The University of Oxford has been recognised for five consecutive years as the world’s best university.
Oxford and Reading listed in PwC’s Good Growth for Cities Report as the highest performing cities for the fourth year in the row.
The UK’s largest airport, handling over 80 million international passengers annually and flying to 206 worldwide destinations.
Thames Valley is expected to exceed London’s growth with 0.60% Gross Value Added (GVA) growth between 2019-2023, in fact Reading is forecast to rise ahead of London with 0.58% GVA.
Slough is ranked as the most productive city in the UK, with productivity per capita rising to £100,000 per worker in the 2020 Cities Outlook Report.
Slough named the best place to work in the UK based on its ease of finding a job, relatively high average salaries in comparison to living costs, employee satisfaction and cost of housing.
The UK economy is expected to strengthen over the next year, with the Thames Valley set to be one of the strongest performing regions over the next three years, highlighting a 0.60% predicted growth in Gross Value Added (GVA), which is higher than London (0.51%) and the South East (0.39%) region as a whole.
The Regional Economic Forecast document highlights strong growth in two locations within the region by 2023, including Windsor & Maidenhead (0.68%) and Reading (0.58%) – these predicted increases in GVA will exceed those of major cities and London.
Richard Baker, EY, Managing Partner for the Thames Valley and South
Paul Britton, CEO of the Thames Valley Chamber of Commerce
Oxford and Reading have topped the index for the past five years, reflecting consistent performance and improvement across the board of indices.
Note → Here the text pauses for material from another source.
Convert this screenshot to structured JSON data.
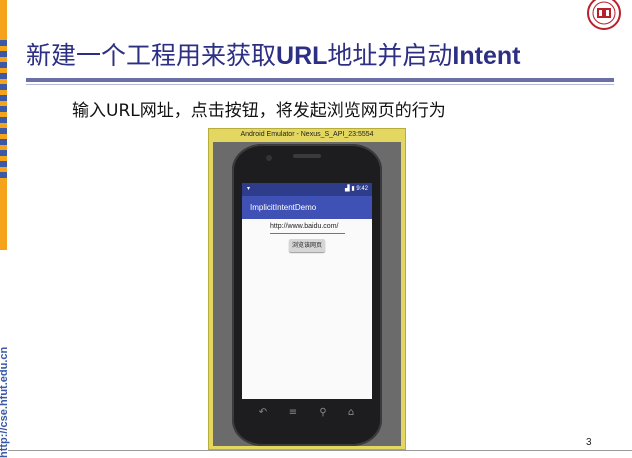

This year’s ratings have shown the cities as particularly strong in income growth, jobs, skills, and health.
For the period 2017-19, our three Thames Valley Local Enterprise Partnerships (LEPs) were placed in the top four LEPs – Buckinghamshire (1st); Oxfordshire (2nd) and Thames Valley Berkshire (4th).
The Index sets out to show there is more to life, work and general wellbeing than simply measuring GDP. It measures the performance of 42 of the UK’s largest cities, England’s LEPs and ten Combined Authorities against a basket of 10 factors which the public think are most important when it comes to economic wellbeing.
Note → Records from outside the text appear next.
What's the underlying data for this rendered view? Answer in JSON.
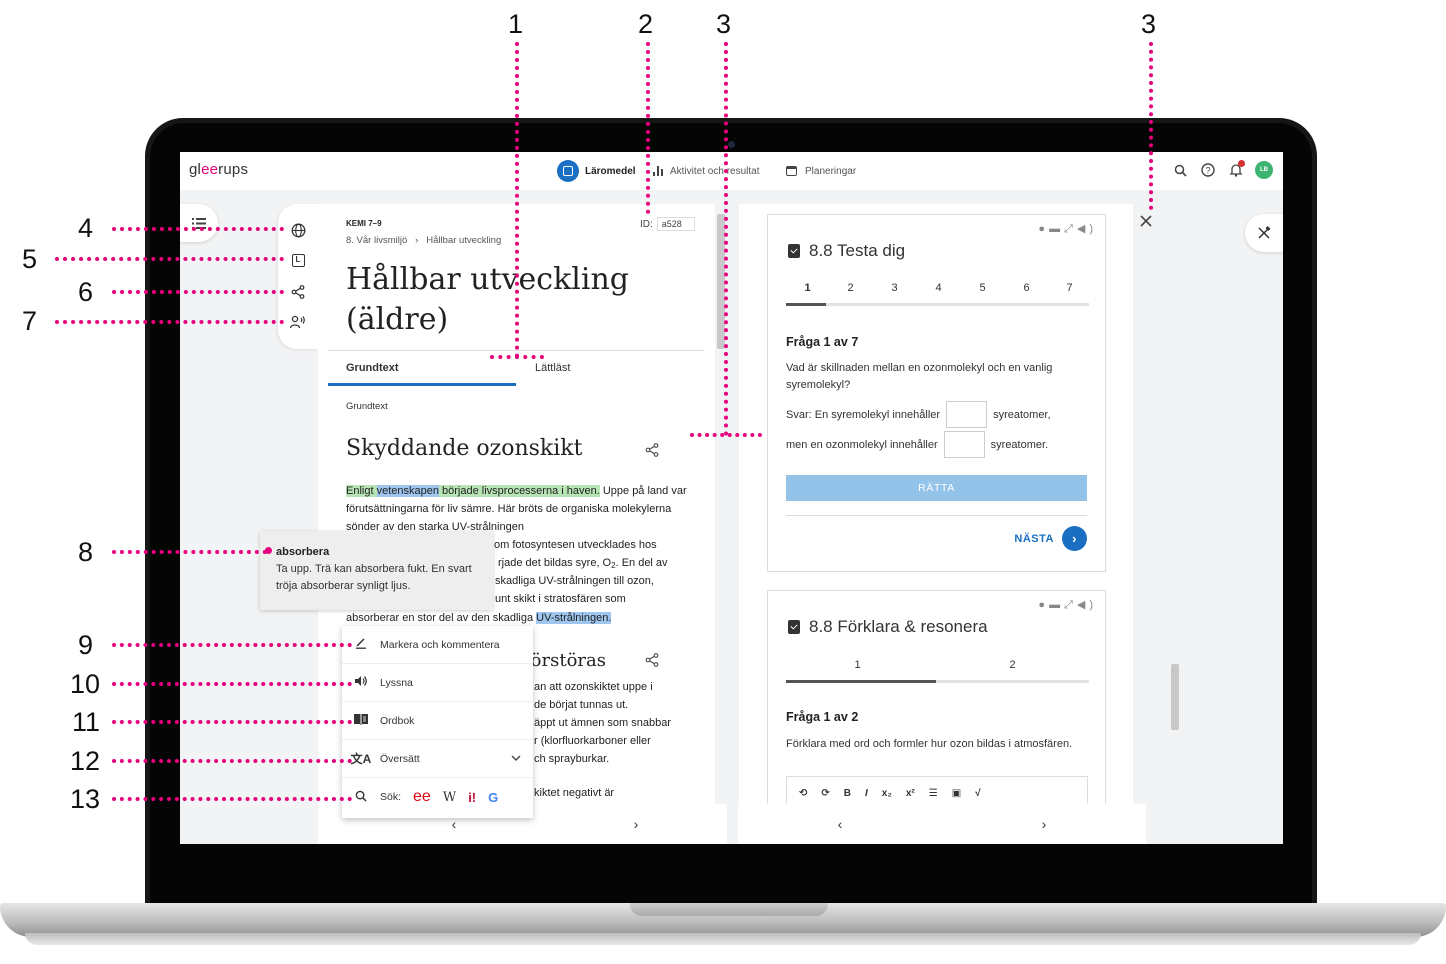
{
  "app": {
    "logo_pre": "gl",
    "logo_ee": "ee",
    "logo_post": "rups"
  },
  "topnav": {
    "laromedel": "Läromedel",
    "aktivitet": "Aktivitet och resultat",
    "planeringar": "Planeringar",
    "avatar": "LB"
  },
  "icons": {
    "menu": "list-icon",
    "globe": "globe-icon",
    "reading": "easy-read-icon",
    "share": "share-icon",
    "speaker": "listen-icon",
    "search": "search-icon",
    "help": "help-icon",
    "bell": "bell-icon",
    "tools": "tools-icon"
  },
  "article": {
    "course": "KEMI 7–9",
    "breadcrumb_1": "8. Vår livsmiljö",
    "breadcrumb_sep": "›",
    "breadcrumb_2": "Hållbar utveckling",
    "id_label": "ID:",
    "id_value": "a528",
    "title": "Hållbar utveckling (äldre)",
    "tab_1": "Grundtext",
    "tab_2": "Lättläst",
    "section_label": "Grundtext",
    "heading_1": "Skyddande ozonskikt",
    "p1_hl_green_a": "Enligt ",
    "p1_hl_blue": "vetenskapen",
    "p1_hl_green_b": " började livsprocesserna i haven.",
    "p1_rest": " Uppe på land var förutsättningarna för liv sämre. Här bröts de organiska molekylerna sönder av den starka UV-strålningen",
    "p1_l5": "om fotosyntesen utvecklades hos",
    "p1_l6a": "rjade det bildas syre, O",
    "p1_l6_sub": "2",
    "p1_l6b": ". En del av",
    "p1_l7": "skadliga UV-strålningen till ozon,",
    "p1_l8": "unt skikt i stratosfären som",
    "p1_l9a": "absorberar en stor del av den skadliga ",
    "p1_l9_hl": "UV-strålningen.",
    "heading_2": "förstöras",
    "p2_l1": "an att ozonskiktet uppe i",
    "p2_l2": "de börjat tunnas ut.",
    "p2_l3": "äppt ut ämnen som snabbar",
    "p2_l4": "r (klorfluorkarboner eller",
    "p2_l5": "ch sprayburkar.",
    "p2_l6": "kiktet negativt är"
  },
  "dictionary": {
    "word": "absorbera",
    "definition": "Ta upp. Trä kan absorbera fukt. En svart tröja absorberar synligt ljus."
  },
  "context_menu": {
    "mark": "Markera och kommentera",
    "listen": "Lyssna",
    "dictionary": "Ordbok",
    "translate": "Översätt",
    "search": "Sök:",
    "sources": [
      "ee",
      "W",
      "i!",
      "G"
    ]
  },
  "quiz_1": {
    "title": "8.8 Testa dig",
    "tabs": [
      "1",
      "2",
      "3",
      "4",
      "5",
      "6",
      "7"
    ],
    "question_heading": "Fråga 1 av 7",
    "question": "Vad är skillnaden mellan en ozonmolekyl och en vanlig syremolekyl?",
    "answer_a": "Svar: En syremolekyl innehåller",
    "answer_b": "syreatomer,",
    "answer_c": "men en ozonmolekyl innehåller",
    "answer_d": "syreatomer.",
    "check_button": "RÄTTA",
    "next_button": "NÄSTA"
  },
  "quiz_2": {
    "title": "8.8 Förklara & resonera",
    "tabs": [
      "1",
      "2"
    ],
    "question_heading": "Fråga 1 av 2",
    "question": "Förklara med ord och formler hur ozon bildas i atmosfären.",
    "toolbar": [
      "⟲",
      "⟳",
      "B",
      "I",
      "x₂",
      "x²",
      "☰",
      "▣",
      "√"
    ]
  },
  "pager": {
    "prev": "‹",
    "next": "›"
  },
  "callouts": [
    "1",
    "2",
    "3",
    "3",
    "4",
    "5",
    "6",
    "7",
    "8",
    "9",
    "10",
    "11",
    "12",
    "13"
  ],
  "colors": {
    "accent": "#1a6fc2",
    "brand": "#e6007e",
    "highlight_green": "#b7e4b5",
    "highlight_blue": "#9ec6ee",
    "check_button": "#94c3ea"
  }
}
John Ellis, PwC Reading Office Senior Partner
Jonathan House, devolved and local government lead for PwC
Cities and towns from across the Thames Valley scored highly in an array of categories for the annual fDi Magazine report on Europe’s Top Cities and Regions of the Future for 2020/21. The annual list gives an overview of the best locations in terms of global Foreign Direct Investment (FDI) statistics, taking into account the regions’ and cities’ infrastructure, capabilities and incentives.
Key Thames Valley rankings for 2020/21 include the following:
London was ranked as number one in the European Cities of the Future (Overall) category with Slough (15th), and Newbury (23rd) also listed in the top 25.
Three Thames Valley towns and cities were ranked in the Top 10: Northern European Cities of the Future, including Slough (5th) and Newbury (9th).
In the Small European Cities of the Future category, Slough was ranked 1st, Reading (5th) and Bracknell (10th).
The UK is a significant market opportunity for inward investors and at its heart – the Thames Valley – is one of its most important clusters of innovative, high-growth, IP-rich companies across the full range of tech sub-sectors.
Within the Thames Valley, the Life Sciences and Healthcare (LSH) sector is one of the most important benefitting from a number of world leading academic institutions and industry centres of excellence.
Tech Nation Report 2020
Oxford has been listed as one of the top 20 European investment tech cities, just after Helsinki and Dublin, with £200 million raised in 2019. The South East in more general terms has cemented its position as one of the UK’s leading tech hubs with £448 million invested in emerging tech, £281 million invested in Artificial Intelligence and 11 high-value tech scaleups, of which two are Oxford-based, ByBox and Osler Diagnostics. Digital tech now employs 2.9m people in the UK which has increased by 40% from 2017.
Read more, HERE
“The South East is home to a high number of digital tech clusters and we’re seeing all the emerging trends highlighted by the Tech Nation 2020 report happening across the region including right here in the Thames Valley which is setting itself up as an AI hub.”
Elizabeth Corse, Entrepreneur Engagement Manager – South East, Tech Nation
Life Sciences Industrial Strategy
Since the Government launched its Life Sciences Strategy in 2011, over £7.5bn of inward investment in Life Sciences has been secured; leading to the creation of 18,000 new jobs. The second Life Sciences Sector Deal was published in December 2018 and co-authored by the University of Oxford’s Regius Professor of Medicine, Sir John Bell. It sets out the second phase in implementing the Life Sciences Industrial Strategy and contains several references to the work, assets and companies across the Thames Valley.
Read more, HERE.
The Life Sciences Industrial Strategy Update was released in January 2020 detailing the progress that has been made against the priorities set out in the second Sector Deal. The update sets out a vision to deliver future growth and highlights opportunities for the UK to build on its strengths in order to remain globally competitive.
Read more, HERE.